Solomon’s ships had returned in safety, but Jehoshaphat’s vessels never reached the land of gold. Providence prospers one, and frustrates the desires of another, in the same business and at the same spot, yet the Great Ruler is as good and wise at one time as another. May we have grace to-day, in the remembrance of this text, to bless the Lord for ships broken at Ezion-geber, as well as for vessels freighted with temporal blessings; let us not envy the more successful, nor murmur at our losses as though we were singularly and specially tried. Like Jehoshaphat, we may be precious in the Lord’s sight, although our schemes end in disappointment.
The secret cause of Jehoshaphat’s loss is well worthy of notice, for it is the root of very much of the suffering of the Lord’s people; it was his allianc…

Chambers, Oswald. My Utmost for His Highest

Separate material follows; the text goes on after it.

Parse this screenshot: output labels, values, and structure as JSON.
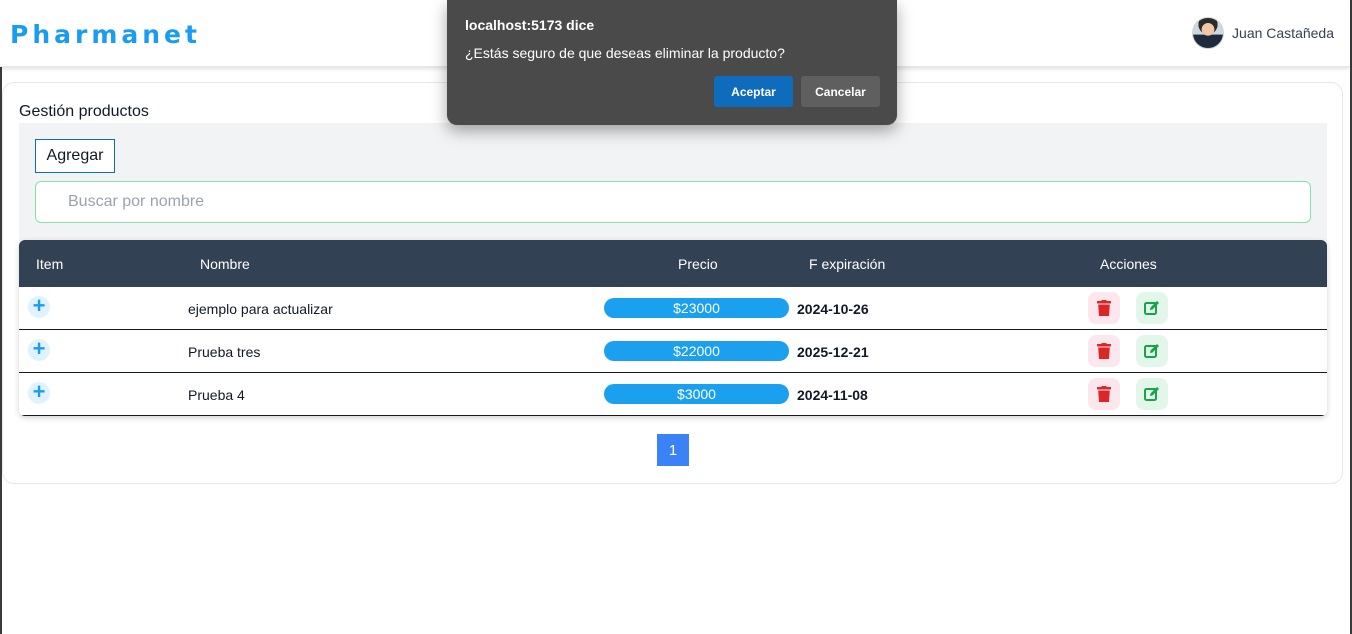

January 13th Have you ever been alone with God? When He was alone, the twelve … asked of Him … Mark 4:10. His Solitude with us. When God gets us alone by affliction, heartbreak, or temptation, by disappointment, sickness, or by thwarted affection, by a broken friendship, or by a new friendship—when He gets us absolutely alone, and we are dumbfounded and cannot ask one question, then He begins to expound. Watch Jesus Christ’s training of the twelve. It was the disciples, not the crowd outside, who were perplexed. They constantly asked Him questions, and He constantly expounded things to them; but they only understood after they had received the Holy Spirit (see John 14:26). If you are going on with God, the only thing that is clear to you, and the only thing God intends to be clear, is the way He deals with your own soul. Your brother’s sorrows and perplexities are an absolute confusion to you. We imagine we understand where the other person is, until God gives us a dose of the plague of o…

Thoughts for the Quiet Hour

January 13 Herein is my Father glorified that ye bear much fruit John 15:8 What a possibility, what an inspiration, that we can enhance the glory of “our Father!” Our hearts leap at the thought. How can this be done? By bearing “leaves”—a profession of love for Him? No. By bearing some fruit? No. “That ye bear much fruit.” In the abundance of the yield is the joy, the glory of the husbandman. We should, therefore, aim to be extraordinary, “hundred-fold” Christians, satisfied with none but the largest yield. Our lives should be packed with good deeds. Then at harvest time we can say, “Father, I have glorified Thee on the earth!” W. Jennings

 Hardman, Samuel G., and Dwight Lyman Moody. Thoughts for the Quiet Hour. Willow Grove, PA: Woodlawn Electronic Publishing, 1997. Print.